These how-to guides are among many from UW Extension that help extend skills in grazing, cropping, pruning, canning, habitat restoration and more. See bit.ly/UWEpubs. Find a comprehensive set of practical tools for Wyoming ranchers at bit.ly/WYRanchtools. YouTube video series from UW Extension include Barnyards and Backyards, From the Ground Up and Exploring the Nature of Wyoming.
Applications are being accepted for a ranch management school that filled to maximum last year and has had hundreds of cattle producers attend.
The eight-day, multi-season High Plains Ranch Practicum is June 13-14, Aug. 23-24, Sept. 26-27 and Nov. 1-2, said Blake Hauptman, University of Wyoming Extension educator.
Laramie County Community College in Cheyenne is this year’s host site. The practicum is supported and developed by the University of Wyoming Extension and the University of Nebraska-Lincoln.
The practicum is the longest-running ranch management school in the region, Hauptman said, with ranchers attending last year from Wyoming, Colorado, Montana, Nebraska and South Dakota.
Specific topics are: unit cost of production; grazing and forages; economic analysis tools; personnel management and family working relationships; and nutrition, reproduction and body condition scoring.

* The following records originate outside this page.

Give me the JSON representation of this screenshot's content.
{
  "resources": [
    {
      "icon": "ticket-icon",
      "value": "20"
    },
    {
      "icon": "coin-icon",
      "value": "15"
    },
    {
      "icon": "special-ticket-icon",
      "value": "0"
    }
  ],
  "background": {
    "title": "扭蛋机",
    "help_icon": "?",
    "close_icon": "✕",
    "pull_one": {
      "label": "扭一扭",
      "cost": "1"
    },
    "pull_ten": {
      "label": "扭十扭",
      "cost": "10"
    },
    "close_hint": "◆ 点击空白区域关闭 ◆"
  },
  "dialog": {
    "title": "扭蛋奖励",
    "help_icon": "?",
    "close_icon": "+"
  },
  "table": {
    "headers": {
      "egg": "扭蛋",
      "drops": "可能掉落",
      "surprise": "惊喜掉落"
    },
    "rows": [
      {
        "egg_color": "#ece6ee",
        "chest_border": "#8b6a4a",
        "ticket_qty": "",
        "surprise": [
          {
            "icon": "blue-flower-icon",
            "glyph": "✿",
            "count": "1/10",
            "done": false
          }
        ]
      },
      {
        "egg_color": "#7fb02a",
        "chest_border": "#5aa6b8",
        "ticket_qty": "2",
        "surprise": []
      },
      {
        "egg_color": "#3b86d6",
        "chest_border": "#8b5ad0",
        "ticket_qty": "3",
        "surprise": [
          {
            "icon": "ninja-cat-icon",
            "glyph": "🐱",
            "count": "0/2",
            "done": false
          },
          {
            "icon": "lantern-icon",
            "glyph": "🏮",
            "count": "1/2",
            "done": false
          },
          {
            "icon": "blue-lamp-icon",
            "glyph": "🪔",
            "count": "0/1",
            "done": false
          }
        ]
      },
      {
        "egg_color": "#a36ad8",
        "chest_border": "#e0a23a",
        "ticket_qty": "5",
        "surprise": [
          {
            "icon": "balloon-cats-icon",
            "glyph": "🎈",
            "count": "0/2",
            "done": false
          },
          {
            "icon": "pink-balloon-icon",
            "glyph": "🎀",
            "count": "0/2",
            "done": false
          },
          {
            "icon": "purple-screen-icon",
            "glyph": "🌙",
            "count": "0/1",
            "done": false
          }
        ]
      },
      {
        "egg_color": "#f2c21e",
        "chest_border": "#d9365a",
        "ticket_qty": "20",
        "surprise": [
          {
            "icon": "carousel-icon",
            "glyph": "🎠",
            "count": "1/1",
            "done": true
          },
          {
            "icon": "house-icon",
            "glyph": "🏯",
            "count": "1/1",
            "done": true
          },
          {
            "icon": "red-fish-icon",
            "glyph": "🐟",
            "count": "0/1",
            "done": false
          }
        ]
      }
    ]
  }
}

The school is hands-on and focused on generating discussions and not lectures, said Hauptman.
“There are opportunities to visit ranches and hear from engaging guest speakers who share the tools and principles they’ve used to make their ranch businesses more profitable while improving their land, lifestyles and relationships,” he said.
Course fee is $600 for individuals and $900 for two from the same ranch and covers materials, instructor costs and meals. More about the practicum is at http://hpranchpracticum.com.